▸ **To do**: The expected output is every entry below, exact in every character.

Data records for software interfaces:

+--

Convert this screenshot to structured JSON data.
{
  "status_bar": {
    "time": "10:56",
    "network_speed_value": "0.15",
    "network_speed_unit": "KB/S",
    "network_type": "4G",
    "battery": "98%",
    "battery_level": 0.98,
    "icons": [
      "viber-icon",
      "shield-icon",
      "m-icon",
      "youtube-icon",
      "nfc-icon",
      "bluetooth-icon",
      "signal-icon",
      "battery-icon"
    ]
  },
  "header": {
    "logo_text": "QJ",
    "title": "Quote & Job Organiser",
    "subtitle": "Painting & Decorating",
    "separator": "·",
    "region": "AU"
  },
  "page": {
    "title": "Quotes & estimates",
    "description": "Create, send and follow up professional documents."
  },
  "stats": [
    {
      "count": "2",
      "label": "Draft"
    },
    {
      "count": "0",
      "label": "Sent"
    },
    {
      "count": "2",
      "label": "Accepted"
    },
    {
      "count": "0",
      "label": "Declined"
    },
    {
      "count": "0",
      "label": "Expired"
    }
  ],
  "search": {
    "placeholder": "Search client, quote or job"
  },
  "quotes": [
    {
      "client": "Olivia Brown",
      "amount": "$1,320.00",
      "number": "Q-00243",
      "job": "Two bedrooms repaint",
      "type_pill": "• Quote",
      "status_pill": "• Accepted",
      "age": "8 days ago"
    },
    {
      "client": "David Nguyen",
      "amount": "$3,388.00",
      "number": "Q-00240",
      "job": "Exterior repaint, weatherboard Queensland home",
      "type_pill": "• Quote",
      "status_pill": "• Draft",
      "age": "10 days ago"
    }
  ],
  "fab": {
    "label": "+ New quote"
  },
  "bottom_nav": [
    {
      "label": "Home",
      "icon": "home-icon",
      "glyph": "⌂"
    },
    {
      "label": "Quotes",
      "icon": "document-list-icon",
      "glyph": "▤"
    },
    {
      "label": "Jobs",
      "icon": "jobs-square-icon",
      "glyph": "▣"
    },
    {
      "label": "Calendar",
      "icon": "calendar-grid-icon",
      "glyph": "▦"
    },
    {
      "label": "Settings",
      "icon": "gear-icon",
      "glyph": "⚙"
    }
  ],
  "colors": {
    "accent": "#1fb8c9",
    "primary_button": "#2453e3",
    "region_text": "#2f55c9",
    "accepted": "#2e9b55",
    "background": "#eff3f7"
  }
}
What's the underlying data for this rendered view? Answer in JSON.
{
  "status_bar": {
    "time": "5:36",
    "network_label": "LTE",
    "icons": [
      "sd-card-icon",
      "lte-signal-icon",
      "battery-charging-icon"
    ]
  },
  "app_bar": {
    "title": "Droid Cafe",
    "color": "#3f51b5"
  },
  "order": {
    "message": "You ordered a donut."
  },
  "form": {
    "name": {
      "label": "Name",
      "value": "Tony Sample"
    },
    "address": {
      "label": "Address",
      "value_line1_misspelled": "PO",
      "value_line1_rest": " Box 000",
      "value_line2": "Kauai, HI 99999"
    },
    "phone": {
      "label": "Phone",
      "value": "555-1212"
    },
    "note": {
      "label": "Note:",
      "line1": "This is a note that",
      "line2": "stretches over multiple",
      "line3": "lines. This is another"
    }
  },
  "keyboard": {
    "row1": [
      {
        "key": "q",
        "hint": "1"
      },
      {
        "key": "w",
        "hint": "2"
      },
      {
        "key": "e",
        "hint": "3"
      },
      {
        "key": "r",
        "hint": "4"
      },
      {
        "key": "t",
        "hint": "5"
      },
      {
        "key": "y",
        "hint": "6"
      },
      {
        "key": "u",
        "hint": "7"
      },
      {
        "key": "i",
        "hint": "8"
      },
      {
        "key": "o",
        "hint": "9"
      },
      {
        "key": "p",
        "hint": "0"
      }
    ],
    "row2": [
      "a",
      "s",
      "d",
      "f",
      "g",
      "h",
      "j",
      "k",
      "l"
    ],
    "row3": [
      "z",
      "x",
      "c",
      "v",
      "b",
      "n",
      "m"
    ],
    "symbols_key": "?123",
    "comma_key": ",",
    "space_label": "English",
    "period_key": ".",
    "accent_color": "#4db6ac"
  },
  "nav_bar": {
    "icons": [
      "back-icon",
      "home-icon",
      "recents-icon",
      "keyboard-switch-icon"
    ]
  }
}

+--

▸ **Expected answer**:
Convert this screenshot to structured JSON data.
{
  "status_bar": {
    "time": "10:56",
    "network_speed_value": "0.15",
    "network_speed_unit": "KB/S",
    "network_type": "4G",
    "battery": "98%",
    "battery_level": 0.98,
    "icons": [
      "viber-icon",
      "shield-icon",
      "m-icon",
      "youtube-icon",
      "nfc-icon",
      "bluetooth-icon",
      "signal-icon",
      "battery-icon"
    ]
  },
  "header": {
    "logo_text": "QJ",
    "title": "Quote & Job Organiser",
    "subtitle": "Painting & Decorating",
    "separator": "·",
    "region": "AU"
  },
  "page": {
    "title": "Quotes & estimates",
    "description": "Create, send and follow up professional documents."
  },
  "stats": [
    {
      "count": "2",
      "label": "Draft"
    },
    {
      "count": "0",
      "label": "Sent"
    },
    {
      "count": "2",
      "label": "Accepted"
    },
    {
      "count": "0",
      "label": "Declined"
    },
    {
      "count": "0",
      "label": "Expired"
    }
  ],
  "search": {
    "placeholder": "Search client, quote or job"
  },
  "quotes": [
    {
      "client": "Olivia Brown",
      "amount": "$1,320.00",
      "number": "Q-00243",
      "job": "Two bedrooms repaint",
      "type_pill": "• Quote",
      "status_pill": "• Accepted",
      "age": "8 days ago"
    },
    {
      "client": "David Nguyen",
      "amount": "$3,388.00",
      "number": "Q-00240",
      "job": "Exterior repaint, weatherboard Queensland home",
      "type_pill": "• Quote",
      "status_pill": "• Draft",
      "age": "10 days ago"
    }
  ],
  "fab": {
    "label": "+ New quote"
  },
  "bottom_nav": [
    {
      "label": "Home",
      "icon": "home-icon",
      "glyph": "⌂"
    },
    {
      "label": "Quotes",
      "icon": "document-list-icon",
      "glyph": "▤"
    },
    {
      "label": "Jobs",
      "icon": "jobs-square-icon",
      "glyph": "▣"
    },
    {
      "label": "Calendar",
      "icon": "calendar-grid-icon",
      "glyph": "▦"
    },
    {
      "label": "Settings",
      "icon": "gear-icon",
      "glyph": "⚙"
    }
  ],
  "colors": {
    "accent": "#1fb8c9",
    "primary_button": "#2453e3",
    "region_text": "#2f55c9",
    "accepted": "#2e9b55",
    "background": "#eff3f7"
  }
}
What's the underlying data for this rendered view? Answer in JSON.
{
  "status_bar": {
    "time": "5:36",
    "network_label": "LTE",
    "icons": [
      "sd-card-icon",
      "lte-signal-icon",
      "battery-charging-icon"
    ]
  },
  "app_bar": {
    "title": "Droid Cafe",
    "color": "#3f51b5"
  },
  "order": {
    "message": "You ordered a donut."
  },
  "form": {
    "name": {
      "label": "Name",
      "value": "Tony Sample"
    },
    "address": {
      "label": "Address",
      "value_line1_misspelled": "PO",
      "value_line1_rest": " Box 000",
      "value_line2": "Kauai, HI 99999"
    },
    "phone": {
      "label": "Phone",
      "value": "555-1212"
    },
    "note": {
      "label": "Note:",
      "line1": "This is a note that",
      "line2": "stretches over multiple",
      "line3": "lines. This is another"
    }
  },
  "keyboard": {
    "row1": [
      {
        "key": "q",
        "hint": "1"
      },
      {
        "key": "w",
        "hint": "2"
      },
      {
        "key": "e",
        "hint": "3"
      },
      {
        "key": "r",
        "hint": "4"
      },
      {
        "key": "t",
        "hint": "5"
      },
      {
        "key": "y",
        "hint": "6"
      },
      {
        "key": "u",
        "hint": "7"
      },
      {
        "key": "i",
        "hint": "8"
      },
      {
        "key": "o",
        "hint": "9"
      },
      {
        "key": "p",
        "hint": "0"
      }
    ],
    "row2": [
      "a",
      "s",
      "d",
      "f",
      "g",
      "h",
      "j",
      "k",
      "l"
    ],
    "row3": [
      "z",
      "x",
      "c",
      "v",
      "b",
      "n",
      "m"
    ],
    "symbols_key": "?123",
    "comma_key": ",",
    "space_label": "English",
    "period_key": ".",
    "accent_color": "#4db6ac"
  },
  "nav_bar": {
    "icons": [
      "back-icon",
      "home-icon",
      "recents-icon",
      "keyboard-switch-icon"
    ]
  }
}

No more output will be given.